[Dataset rows describing interfaces]
_ _ _ _ _ _ _

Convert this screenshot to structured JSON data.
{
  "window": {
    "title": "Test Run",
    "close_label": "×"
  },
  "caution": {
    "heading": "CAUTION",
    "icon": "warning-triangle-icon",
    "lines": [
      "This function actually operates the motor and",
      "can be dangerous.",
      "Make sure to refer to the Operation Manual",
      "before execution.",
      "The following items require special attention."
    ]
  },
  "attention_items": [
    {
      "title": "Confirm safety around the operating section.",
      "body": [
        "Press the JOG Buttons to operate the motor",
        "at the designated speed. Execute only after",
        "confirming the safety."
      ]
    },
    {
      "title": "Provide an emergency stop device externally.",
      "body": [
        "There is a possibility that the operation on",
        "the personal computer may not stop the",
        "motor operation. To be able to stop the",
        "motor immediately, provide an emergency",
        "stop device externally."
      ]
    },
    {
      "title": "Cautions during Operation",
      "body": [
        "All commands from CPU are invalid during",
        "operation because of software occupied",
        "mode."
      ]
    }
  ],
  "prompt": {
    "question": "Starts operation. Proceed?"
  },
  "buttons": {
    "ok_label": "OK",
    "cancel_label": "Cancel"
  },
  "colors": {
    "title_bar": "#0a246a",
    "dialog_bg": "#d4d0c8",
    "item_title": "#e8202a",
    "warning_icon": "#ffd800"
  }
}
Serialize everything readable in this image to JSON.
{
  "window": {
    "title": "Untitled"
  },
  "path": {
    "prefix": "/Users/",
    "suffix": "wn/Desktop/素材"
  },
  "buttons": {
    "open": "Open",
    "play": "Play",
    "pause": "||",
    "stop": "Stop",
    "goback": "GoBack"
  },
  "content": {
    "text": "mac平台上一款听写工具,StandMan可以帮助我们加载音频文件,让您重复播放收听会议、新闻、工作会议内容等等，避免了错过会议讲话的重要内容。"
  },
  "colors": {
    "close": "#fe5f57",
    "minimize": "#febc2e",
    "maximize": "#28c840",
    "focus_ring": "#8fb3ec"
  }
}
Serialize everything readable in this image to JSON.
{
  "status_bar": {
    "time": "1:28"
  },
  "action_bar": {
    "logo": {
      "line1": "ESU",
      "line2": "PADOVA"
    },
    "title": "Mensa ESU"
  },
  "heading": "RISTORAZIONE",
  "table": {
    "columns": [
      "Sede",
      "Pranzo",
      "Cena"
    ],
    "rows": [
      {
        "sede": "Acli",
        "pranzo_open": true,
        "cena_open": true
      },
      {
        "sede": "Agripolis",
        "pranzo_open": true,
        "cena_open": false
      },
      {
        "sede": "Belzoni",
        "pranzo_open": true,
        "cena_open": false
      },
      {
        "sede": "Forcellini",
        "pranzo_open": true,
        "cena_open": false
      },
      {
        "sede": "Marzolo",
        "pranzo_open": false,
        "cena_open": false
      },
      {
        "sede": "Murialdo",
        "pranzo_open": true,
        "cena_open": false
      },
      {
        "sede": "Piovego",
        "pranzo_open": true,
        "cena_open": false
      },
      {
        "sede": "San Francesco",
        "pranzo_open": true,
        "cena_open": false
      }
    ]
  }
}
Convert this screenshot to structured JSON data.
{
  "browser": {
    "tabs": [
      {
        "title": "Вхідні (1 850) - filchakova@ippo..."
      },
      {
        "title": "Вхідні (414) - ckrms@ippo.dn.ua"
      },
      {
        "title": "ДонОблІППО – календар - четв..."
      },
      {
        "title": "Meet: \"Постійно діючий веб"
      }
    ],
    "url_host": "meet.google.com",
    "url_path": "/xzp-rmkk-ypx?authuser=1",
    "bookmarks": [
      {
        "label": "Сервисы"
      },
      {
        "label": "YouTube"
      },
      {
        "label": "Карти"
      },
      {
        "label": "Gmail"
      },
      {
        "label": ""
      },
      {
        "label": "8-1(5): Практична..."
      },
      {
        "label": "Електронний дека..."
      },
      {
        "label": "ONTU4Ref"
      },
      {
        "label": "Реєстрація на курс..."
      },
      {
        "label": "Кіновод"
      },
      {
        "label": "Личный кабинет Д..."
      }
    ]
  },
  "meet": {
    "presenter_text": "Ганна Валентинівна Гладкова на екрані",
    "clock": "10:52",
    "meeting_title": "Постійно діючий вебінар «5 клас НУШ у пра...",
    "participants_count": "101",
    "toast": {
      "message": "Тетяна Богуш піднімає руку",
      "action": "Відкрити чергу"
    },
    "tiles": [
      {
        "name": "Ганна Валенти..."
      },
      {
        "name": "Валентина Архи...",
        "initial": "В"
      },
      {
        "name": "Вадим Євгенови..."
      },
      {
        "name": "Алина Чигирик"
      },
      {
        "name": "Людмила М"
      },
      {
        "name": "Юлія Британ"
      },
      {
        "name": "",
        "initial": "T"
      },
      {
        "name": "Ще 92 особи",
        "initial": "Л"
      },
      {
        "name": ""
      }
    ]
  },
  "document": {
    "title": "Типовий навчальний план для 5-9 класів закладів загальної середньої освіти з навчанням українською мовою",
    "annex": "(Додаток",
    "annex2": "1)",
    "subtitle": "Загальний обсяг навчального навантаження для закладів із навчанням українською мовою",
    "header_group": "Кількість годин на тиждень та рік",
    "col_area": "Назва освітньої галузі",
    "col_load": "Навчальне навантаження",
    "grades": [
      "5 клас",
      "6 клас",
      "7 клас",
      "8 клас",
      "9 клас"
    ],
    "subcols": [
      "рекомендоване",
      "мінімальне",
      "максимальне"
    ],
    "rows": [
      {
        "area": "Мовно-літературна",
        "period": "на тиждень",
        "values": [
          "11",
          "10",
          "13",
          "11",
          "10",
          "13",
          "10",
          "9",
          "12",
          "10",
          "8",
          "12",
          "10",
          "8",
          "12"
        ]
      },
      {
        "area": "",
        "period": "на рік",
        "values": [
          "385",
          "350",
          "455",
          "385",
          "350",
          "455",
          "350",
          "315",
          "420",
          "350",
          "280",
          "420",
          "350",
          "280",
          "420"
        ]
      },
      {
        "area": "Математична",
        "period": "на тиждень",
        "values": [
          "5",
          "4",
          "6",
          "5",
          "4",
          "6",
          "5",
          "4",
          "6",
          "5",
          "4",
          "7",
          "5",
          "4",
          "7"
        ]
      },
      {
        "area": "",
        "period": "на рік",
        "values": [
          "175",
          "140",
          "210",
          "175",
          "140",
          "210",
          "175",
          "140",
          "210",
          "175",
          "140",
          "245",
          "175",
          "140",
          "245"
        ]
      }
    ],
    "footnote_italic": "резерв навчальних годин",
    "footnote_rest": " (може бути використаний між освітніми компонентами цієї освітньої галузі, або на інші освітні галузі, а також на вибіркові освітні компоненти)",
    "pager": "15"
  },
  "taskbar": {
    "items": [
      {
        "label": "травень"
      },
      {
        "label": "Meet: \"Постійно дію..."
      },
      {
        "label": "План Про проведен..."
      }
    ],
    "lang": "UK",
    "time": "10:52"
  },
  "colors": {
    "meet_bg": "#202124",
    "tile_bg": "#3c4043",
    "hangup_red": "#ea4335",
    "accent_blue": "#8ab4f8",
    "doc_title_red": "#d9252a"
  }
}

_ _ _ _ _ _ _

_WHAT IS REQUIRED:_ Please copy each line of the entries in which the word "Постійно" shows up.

_RESPONSE AREA:_
        "title": "Meet: \"Постійно діючий веб"
    "meeting_title": "Постійно діючий вебінар «5 клас НУШ у пра...",
        "label": "Meet: \"Постійно дію..."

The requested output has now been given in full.